- Ron the Death Eater: Maddox is thoroughly convinced the Whos are the worst neighbors in the multiverse and that the Grinch should be a sympathetic character for putting up with it for 53 years straight. Seuss himself actually said he sympathized a lot with the Grinch, having to deal with an increasingly merchandise-heavy Christmas season from his hilltop home in La Jolla. MatPat also sympathizes with the Grinch; between the Grinch's hatred for the noise the Whos make during the season, how weird-looking the instruments the Whos play are, and the fact Whoville is situated in a caldera land formation, which is prone to making echos, MatPat diagnosed the Grinch with misophonia, a condition MatPat's wife Stephanie also suffers of that makes repetitive noises unbearable... In other words, the Whos were Mind Raping the Grinch every Christmas, making it no wonder the Grinch hates the season. (Silver lining is that misophonia was designed almost half a century after the book was released, so at least the Whos have the excuse of not knowing what they were doing, but there still is the argument of being horrible neighbors towards the Grinch.)
- Signature Scene: The Grinch making his Slasher Smile when he has a "wonderful awful idea".
- Crosses the Line Twice: The Grinch infiltrates the Whoville shopping mall to get the supplies that he needs for his schemes. When nearly busted, he lies that he's from "Who-ston" and awkwardly tries to smile.
- Retroactive Recognition:
- Patrick Page of Hadestown fame recorded and starred in the first Broadway staging of this show. He uses his Hades voice for the Grinch, fittingly enough.
- The original Old Globe production featured a nine-year-old Vanessa Hudgens as Cindy Lou Who.

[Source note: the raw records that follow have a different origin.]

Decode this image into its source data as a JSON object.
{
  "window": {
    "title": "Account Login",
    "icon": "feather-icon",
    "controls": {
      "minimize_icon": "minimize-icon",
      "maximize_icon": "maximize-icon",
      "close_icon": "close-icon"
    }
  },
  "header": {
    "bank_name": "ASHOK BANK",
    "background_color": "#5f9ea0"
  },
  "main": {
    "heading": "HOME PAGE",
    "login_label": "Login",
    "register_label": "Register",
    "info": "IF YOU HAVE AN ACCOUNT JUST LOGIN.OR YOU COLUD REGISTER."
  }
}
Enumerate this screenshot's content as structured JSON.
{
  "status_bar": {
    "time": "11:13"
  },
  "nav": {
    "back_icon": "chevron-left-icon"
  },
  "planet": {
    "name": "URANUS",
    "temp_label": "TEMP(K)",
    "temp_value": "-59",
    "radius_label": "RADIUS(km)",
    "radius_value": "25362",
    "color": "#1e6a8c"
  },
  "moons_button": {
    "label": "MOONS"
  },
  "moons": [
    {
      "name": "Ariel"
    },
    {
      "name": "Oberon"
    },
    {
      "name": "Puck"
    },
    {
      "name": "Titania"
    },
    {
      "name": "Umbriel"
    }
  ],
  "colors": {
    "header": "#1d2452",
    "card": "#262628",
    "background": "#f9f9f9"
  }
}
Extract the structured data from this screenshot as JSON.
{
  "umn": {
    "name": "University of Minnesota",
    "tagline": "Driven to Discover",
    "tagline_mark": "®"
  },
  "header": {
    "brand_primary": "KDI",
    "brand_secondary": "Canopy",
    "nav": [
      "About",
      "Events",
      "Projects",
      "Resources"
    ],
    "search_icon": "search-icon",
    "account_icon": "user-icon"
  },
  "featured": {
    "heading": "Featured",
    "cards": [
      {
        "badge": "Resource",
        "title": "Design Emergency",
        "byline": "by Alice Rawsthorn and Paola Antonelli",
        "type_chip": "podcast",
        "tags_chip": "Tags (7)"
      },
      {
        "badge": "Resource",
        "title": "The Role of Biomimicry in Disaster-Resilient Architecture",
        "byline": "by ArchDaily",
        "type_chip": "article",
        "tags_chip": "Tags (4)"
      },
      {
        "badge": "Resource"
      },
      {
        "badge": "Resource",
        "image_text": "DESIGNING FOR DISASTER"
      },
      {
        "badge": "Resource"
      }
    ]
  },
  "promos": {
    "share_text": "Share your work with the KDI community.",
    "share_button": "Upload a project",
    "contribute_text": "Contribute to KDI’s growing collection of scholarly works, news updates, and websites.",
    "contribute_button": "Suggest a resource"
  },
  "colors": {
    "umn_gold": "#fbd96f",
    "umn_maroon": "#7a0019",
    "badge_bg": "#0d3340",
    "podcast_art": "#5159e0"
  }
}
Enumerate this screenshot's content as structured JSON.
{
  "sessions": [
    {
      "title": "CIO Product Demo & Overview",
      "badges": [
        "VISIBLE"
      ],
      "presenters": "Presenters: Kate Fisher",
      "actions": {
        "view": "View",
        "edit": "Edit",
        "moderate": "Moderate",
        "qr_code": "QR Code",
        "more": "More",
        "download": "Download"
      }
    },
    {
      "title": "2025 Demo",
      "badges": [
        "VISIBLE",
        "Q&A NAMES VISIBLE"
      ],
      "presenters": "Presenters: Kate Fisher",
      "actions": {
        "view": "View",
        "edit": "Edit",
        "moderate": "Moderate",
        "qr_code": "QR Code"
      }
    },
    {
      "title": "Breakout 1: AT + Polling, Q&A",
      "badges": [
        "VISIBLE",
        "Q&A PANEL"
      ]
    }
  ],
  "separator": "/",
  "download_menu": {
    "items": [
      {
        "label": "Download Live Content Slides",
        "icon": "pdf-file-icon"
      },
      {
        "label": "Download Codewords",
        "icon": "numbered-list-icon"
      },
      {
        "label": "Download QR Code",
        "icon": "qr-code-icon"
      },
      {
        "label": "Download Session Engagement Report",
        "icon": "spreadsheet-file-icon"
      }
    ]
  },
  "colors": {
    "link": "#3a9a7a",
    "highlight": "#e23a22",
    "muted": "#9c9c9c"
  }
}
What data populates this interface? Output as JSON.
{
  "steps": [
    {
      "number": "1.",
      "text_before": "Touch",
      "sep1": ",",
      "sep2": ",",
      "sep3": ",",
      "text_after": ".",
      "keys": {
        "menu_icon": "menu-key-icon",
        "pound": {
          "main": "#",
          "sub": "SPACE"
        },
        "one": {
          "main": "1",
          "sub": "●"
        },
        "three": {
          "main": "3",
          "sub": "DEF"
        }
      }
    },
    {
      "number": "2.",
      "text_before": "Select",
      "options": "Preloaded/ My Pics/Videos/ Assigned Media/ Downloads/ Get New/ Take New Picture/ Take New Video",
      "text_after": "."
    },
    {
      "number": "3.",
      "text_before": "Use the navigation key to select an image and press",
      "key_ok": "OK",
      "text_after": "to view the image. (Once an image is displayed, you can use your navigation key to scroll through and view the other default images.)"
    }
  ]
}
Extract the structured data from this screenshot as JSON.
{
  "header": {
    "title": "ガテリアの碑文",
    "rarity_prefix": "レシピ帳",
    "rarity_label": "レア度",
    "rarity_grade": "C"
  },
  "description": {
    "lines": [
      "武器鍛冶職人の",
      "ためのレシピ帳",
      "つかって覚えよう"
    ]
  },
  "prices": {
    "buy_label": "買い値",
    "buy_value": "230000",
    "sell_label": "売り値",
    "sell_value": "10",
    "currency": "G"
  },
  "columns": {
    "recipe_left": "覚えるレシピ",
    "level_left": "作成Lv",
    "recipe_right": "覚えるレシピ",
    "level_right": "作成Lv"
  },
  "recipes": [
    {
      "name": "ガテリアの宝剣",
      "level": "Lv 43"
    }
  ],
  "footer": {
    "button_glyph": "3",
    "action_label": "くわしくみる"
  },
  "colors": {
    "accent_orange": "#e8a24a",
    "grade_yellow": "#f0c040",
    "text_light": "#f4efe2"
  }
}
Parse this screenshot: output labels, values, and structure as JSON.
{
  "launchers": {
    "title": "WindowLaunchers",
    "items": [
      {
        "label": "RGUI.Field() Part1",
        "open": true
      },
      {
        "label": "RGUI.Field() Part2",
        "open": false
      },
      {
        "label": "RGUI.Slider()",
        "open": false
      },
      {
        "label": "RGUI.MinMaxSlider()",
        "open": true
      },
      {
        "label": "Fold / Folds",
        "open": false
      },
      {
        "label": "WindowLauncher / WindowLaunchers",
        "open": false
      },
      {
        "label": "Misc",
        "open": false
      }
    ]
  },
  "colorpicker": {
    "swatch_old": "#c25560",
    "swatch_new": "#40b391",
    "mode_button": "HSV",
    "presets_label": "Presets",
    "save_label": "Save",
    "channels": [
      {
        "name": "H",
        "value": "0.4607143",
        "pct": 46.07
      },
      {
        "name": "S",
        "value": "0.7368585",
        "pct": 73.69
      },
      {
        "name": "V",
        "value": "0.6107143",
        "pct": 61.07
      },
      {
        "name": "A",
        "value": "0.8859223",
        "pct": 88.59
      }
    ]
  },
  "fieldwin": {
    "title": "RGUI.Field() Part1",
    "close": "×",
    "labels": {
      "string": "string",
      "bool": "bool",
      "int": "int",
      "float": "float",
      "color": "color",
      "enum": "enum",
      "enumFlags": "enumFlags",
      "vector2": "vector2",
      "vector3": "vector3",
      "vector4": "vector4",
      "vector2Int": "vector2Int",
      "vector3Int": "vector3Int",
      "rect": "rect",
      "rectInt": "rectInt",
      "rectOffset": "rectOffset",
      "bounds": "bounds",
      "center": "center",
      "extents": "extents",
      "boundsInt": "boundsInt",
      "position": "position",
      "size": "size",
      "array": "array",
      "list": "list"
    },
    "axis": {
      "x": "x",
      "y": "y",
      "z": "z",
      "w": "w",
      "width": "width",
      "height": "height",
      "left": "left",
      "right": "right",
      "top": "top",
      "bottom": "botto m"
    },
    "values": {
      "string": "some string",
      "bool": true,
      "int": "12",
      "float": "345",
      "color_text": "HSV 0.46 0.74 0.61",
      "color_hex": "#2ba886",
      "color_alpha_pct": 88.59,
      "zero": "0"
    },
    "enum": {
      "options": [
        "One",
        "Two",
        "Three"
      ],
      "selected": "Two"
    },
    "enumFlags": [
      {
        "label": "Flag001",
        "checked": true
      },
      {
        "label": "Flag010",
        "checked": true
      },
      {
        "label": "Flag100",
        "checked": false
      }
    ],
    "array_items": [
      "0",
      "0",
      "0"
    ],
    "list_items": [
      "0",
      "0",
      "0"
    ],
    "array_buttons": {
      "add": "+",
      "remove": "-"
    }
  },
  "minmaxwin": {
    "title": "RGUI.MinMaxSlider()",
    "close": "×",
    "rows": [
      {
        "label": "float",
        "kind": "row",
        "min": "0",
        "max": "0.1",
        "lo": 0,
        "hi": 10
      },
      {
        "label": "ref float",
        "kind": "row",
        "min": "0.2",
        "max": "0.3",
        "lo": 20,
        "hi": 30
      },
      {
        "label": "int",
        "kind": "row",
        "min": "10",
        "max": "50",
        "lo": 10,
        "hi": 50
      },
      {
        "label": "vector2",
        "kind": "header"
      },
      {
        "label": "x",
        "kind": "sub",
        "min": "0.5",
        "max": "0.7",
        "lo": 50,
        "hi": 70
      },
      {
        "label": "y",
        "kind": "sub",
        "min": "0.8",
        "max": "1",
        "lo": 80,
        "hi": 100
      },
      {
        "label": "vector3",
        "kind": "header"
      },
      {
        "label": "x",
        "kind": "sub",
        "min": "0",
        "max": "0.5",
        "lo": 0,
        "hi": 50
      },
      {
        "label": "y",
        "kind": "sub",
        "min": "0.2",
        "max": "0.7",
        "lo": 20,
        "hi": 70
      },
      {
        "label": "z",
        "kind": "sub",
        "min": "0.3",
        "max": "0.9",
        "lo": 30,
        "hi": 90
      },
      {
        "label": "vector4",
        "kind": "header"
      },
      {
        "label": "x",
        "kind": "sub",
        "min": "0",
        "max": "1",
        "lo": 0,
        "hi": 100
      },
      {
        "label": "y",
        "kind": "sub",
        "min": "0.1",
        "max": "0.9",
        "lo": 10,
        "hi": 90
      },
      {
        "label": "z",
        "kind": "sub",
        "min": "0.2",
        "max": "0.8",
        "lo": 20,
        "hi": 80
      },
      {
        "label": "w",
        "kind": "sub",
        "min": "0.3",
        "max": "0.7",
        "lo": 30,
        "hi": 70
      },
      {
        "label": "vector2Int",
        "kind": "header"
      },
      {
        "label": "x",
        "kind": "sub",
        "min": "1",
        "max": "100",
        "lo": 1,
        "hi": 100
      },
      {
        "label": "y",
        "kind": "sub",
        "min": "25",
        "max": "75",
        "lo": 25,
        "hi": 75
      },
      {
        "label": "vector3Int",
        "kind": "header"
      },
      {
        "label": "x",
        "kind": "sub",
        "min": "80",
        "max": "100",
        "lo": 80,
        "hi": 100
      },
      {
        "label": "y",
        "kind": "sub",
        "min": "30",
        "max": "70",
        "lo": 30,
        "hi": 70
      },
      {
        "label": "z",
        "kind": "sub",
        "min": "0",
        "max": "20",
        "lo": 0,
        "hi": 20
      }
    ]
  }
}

- Tough Act to Follow: Patrick Page has a deep bass voice and a menacing presence when he gets into character even when listening to the 2006 official Broadway recording. Matthew Morrison in contrast is a tenor, and thus had to adjust his voice for the NBC televised version.